-- Assignment --
The answer must be an exact reproduction of all the entries.

[The data Boundary: Start]

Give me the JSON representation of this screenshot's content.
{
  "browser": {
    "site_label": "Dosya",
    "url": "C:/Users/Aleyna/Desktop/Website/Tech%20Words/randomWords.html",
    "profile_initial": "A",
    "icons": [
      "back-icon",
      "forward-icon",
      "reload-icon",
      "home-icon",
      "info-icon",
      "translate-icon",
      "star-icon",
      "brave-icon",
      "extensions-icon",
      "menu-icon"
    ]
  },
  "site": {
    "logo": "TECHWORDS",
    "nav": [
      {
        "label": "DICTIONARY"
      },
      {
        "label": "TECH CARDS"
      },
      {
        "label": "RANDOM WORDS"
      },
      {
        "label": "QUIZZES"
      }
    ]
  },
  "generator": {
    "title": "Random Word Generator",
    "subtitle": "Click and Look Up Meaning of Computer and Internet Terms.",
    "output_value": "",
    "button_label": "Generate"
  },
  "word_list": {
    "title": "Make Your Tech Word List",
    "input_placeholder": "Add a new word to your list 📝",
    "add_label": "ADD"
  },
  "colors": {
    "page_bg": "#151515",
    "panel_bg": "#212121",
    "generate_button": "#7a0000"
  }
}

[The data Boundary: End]

-- Answer area --
Give me the JSON representation of this screenshot's content.
{
  "browser": {
    "site_label": "Dosya",
    "url": "C:/Users/Aleyna/Desktop/Website/Tech%20Words/randomWords.html",
    "profile_initial": "A",
    "icons": [
      "back-icon",
      "forward-icon",
      "reload-icon",
      "home-icon",
      "info-icon",
      "translate-icon",
      "star-icon",
      "brave-icon",
      "extensions-icon",
      "menu-icon"
    ]
  },
  "site": {
    "logo": "TECHWORDS",
    "nav": [
      {
        "label": "DICTIONARY"
      },
      {
        "label": "TECH CARDS"
      },
      {
        "label": "RANDOM WORDS"
      },
      {
        "label": "QUIZZES"
      }
    ]
  },
  "generator": {
    "title": "Random Word Generator",
    "subtitle": "Click and Look Up Meaning of Computer and Internet Terms.",
    "output_value": "",
    "button_label": "Generate"
  },
  "word_list": {
    "title": "Make Your Tech Word List",
    "input_placeholder": "Add a new word to your list 📝",
    "add_label": "ADD"
  },
  "colors": {
    "page_bg": "#151515",
    "panel_bg": "#212121",
    "generate_button": "#7a0000"
  }
}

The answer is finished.